Globalisation and African Languages links African language studies to the concept of 'globalisation' which increasingly undergoes critical review

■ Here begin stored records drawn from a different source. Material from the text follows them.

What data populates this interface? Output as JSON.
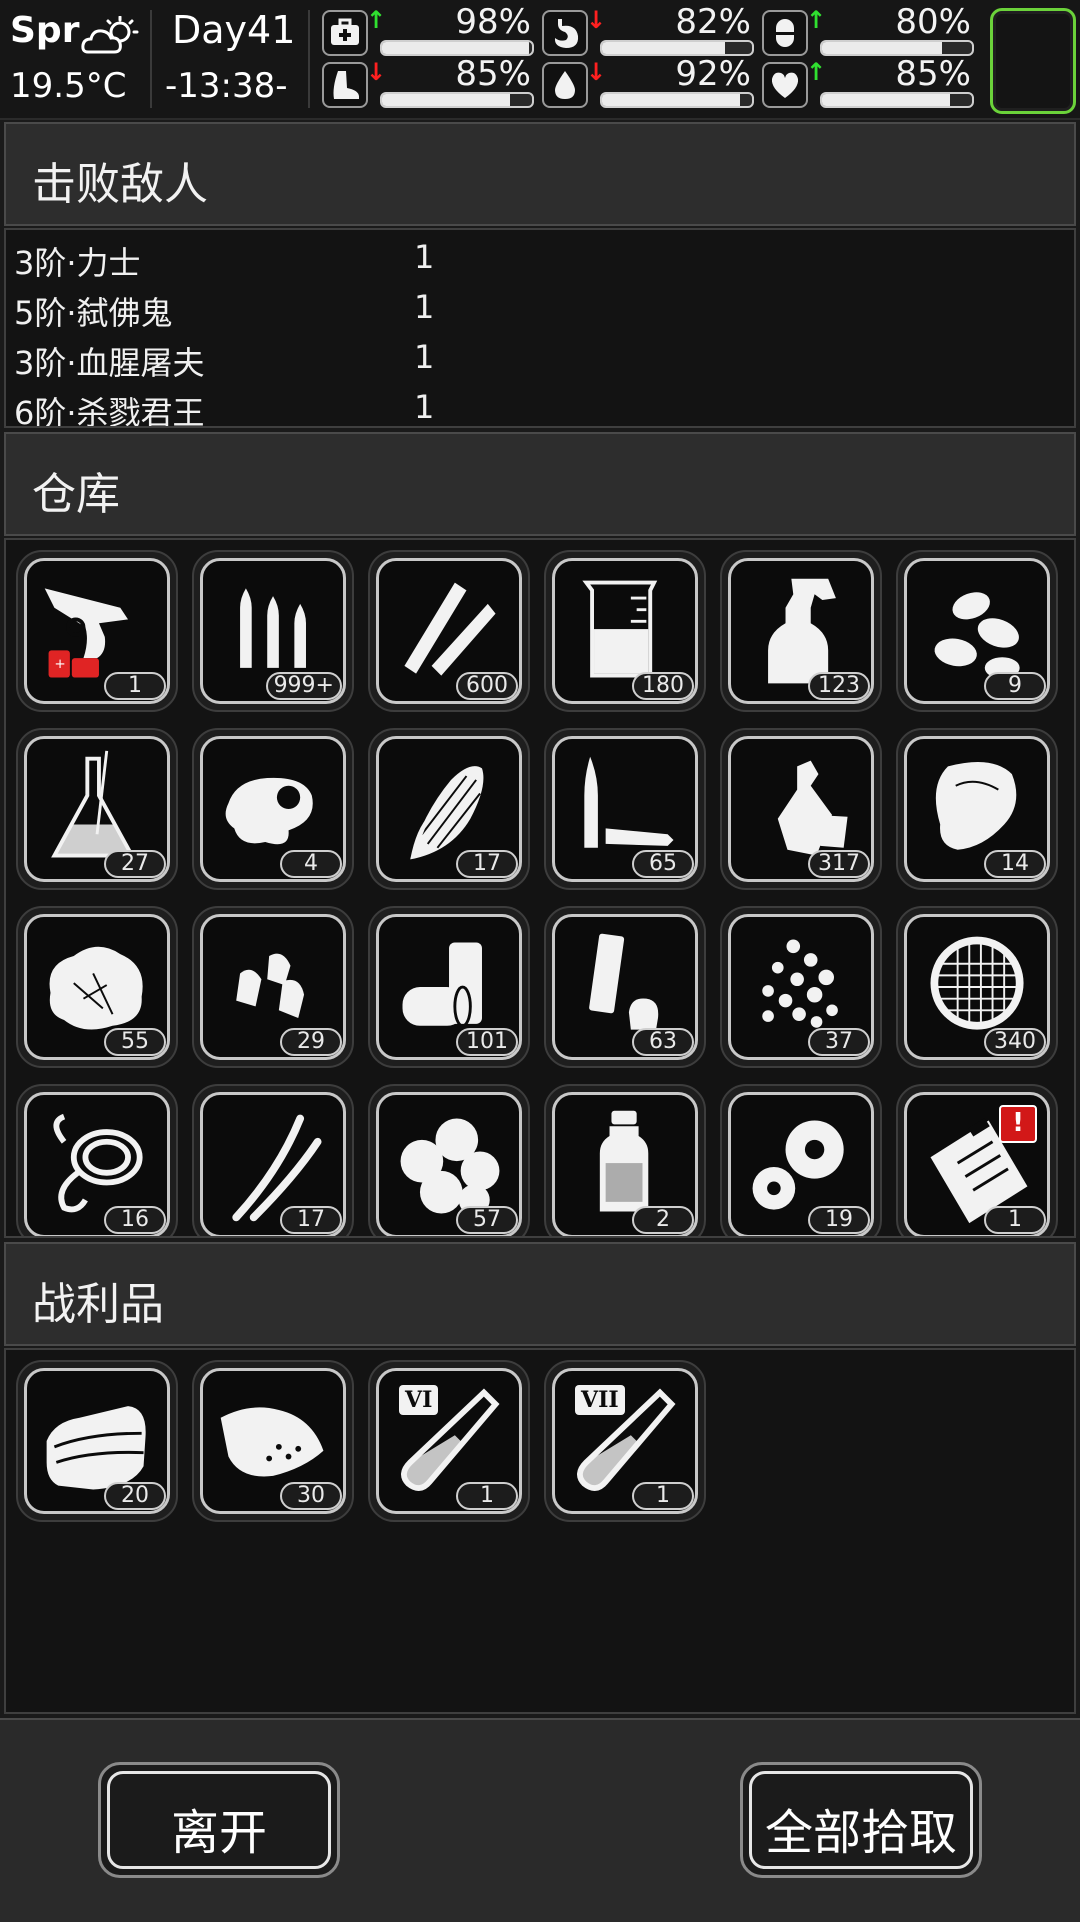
{
  "status": {
    "season": "Spr",
    "temperature": "19.5°C",
    "day": "Day41",
    "time": "-13:38-",
    "stats": [
      {
        "name": "health",
        "icon": "first-aid-icon",
        "trend": "up",
        "value": "98%",
        "level": 0.98
      },
      {
        "name": "hunger",
        "icon": "stomach-icon",
        "trend": "down",
        "value": "82%",
        "level": 0.82
      },
      {
        "name": "immunity",
        "icon": "pill-icon",
        "trend": "up",
        "value": "80%",
        "level": 0.8
      },
      {
        "name": "stamina",
        "icon": "foot-icon",
        "trend": "down",
        "value": "85%",
        "level": 0.85
      },
      {
        "name": "thirst",
        "icon": "water-drop-icon",
        "trend": "down",
        "value": "92%",
        "level": 0.92
      },
      {
        "name": "mood",
        "icon": "heart-icon",
        "trend": "up",
        "value": "85%",
        "level": 0.85
      }
    ],
    "arrows": {
      "up": "↑",
      "down": "↓"
    }
  },
  "sections": {
    "defeated": "击败敌人",
    "warehouse": "仓库",
    "loot": "战利品"
  },
  "enemies": [
    {
      "name": "3阶·力士",
      "count": "1"
    },
    {
      "name": "5阶·弑佛鬼",
      "count": "1"
    },
    {
      "name": "3阶·血腥屠夫",
      "count": "1"
    },
    {
      "name": "6阶·杀戮君王",
      "count": "1"
    }
  ],
  "warehouse": [
    {
      "icon": "flare-gun-icon",
      "count": "1"
    },
    {
      "icon": "rifle-ammo-icon",
      "count": "999+"
    },
    {
      "icon": "bullets-icon",
      "count": "600"
    },
    {
      "icon": "beaker-icon",
      "count": "180"
    },
    {
      "icon": "spray-bottle-icon",
      "count": "123"
    },
    {
      "icon": "seeds-icon",
      "count": "9"
    },
    {
      "icon": "flask-icon",
      "count": "27"
    },
    {
      "icon": "raw-meat-icon",
      "count": "4"
    },
    {
      "icon": "corn-icon",
      "count": "17"
    },
    {
      "icon": "shells-icon",
      "count": "65"
    },
    {
      "icon": "plastic-bottle-icon",
      "count": "317"
    },
    {
      "icon": "steak-icon",
      "count": "14"
    },
    {
      "icon": "fiber-icon",
      "count": "55"
    },
    {
      "icon": "bullet-heads-icon",
      "count": "29"
    },
    {
      "icon": "tin-cans-icon",
      "count": "101"
    },
    {
      "icon": "shotgun-shell-icon",
      "count": "63"
    },
    {
      "icon": "pellets-icon",
      "count": "37"
    },
    {
      "icon": "sieve-icon",
      "count": "340"
    },
    {
      "icon": "rope-icon",
      "count": "16"
    },
    {
      "icon": "wire-icon",
      "count": "17"
    },
    {
      "icon": "cotton-icon",
      "count": "57"
    },
    {
      "icon": "medicine-bottle-icon",
      "count": "2"
    },
    {
      "icon": "gears-icon",
      "count": "19"
    },
    {
      "icon": "clipboard-icon",
      "count": "1",
      "alert": "!"
    }
  ],
  "loot": [
    {
      "icon": "cloth-icon",
      "count": "20"
    },
    {
      "icon": "leather-icon",
      "count": "30"
    },
    {
      "icon": "test-tube-icon",
      "count": "1",
      "tag": "VI"
    },
    {
      "icon": "test-tube-icon",
      "count": "1",
      "tag": "VII"
    }
  ],
  "buttons": {
    "leave": "离开",
    "pick_all": "全部拾取"
  }
}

Hence, African linguists of various provenience can make valuable contributions to this debate. In cultural matters, which by definition include language, there is often a sense that globalisation leads to a major trend of homogenisation, which results in a reduction of diversity on the one hand and, on the other, in new themes being incorporated into global (cultural) patterns. However, often conflicting and overlapping particularistic interests exist which have a constructive as well as destructive potential. This aspect leads directly to the first of three sections of this volume, LANGUAGE USE AND ATTITUDES, which addresses some of the burning issues in sociolinguistic research. Since this research area is tightly linked to the educational domain these important issues are addressed in articles that comprise the second section of this volume: LANGUAGE POLICY AND EDUCATION. The third section of the volume presents articles dealing with LANGUAGE DESCRIPTION AND CLASSIFICATION demonstrating which parts of different language systems are affected through contact under historical and modern conditions. The contributions of all the well-known scholars in this volume show that globalisation is a two-way street, and to ensure that all sides benefit in a reciprocal manner means the impacts have to be monitored globally, regionally, nationally and locally. By disseminating and emphasising these linguistic findings as part of the global cultural heritage, African language studies may offer urgently needed new perspectives towards a rapidly changing world.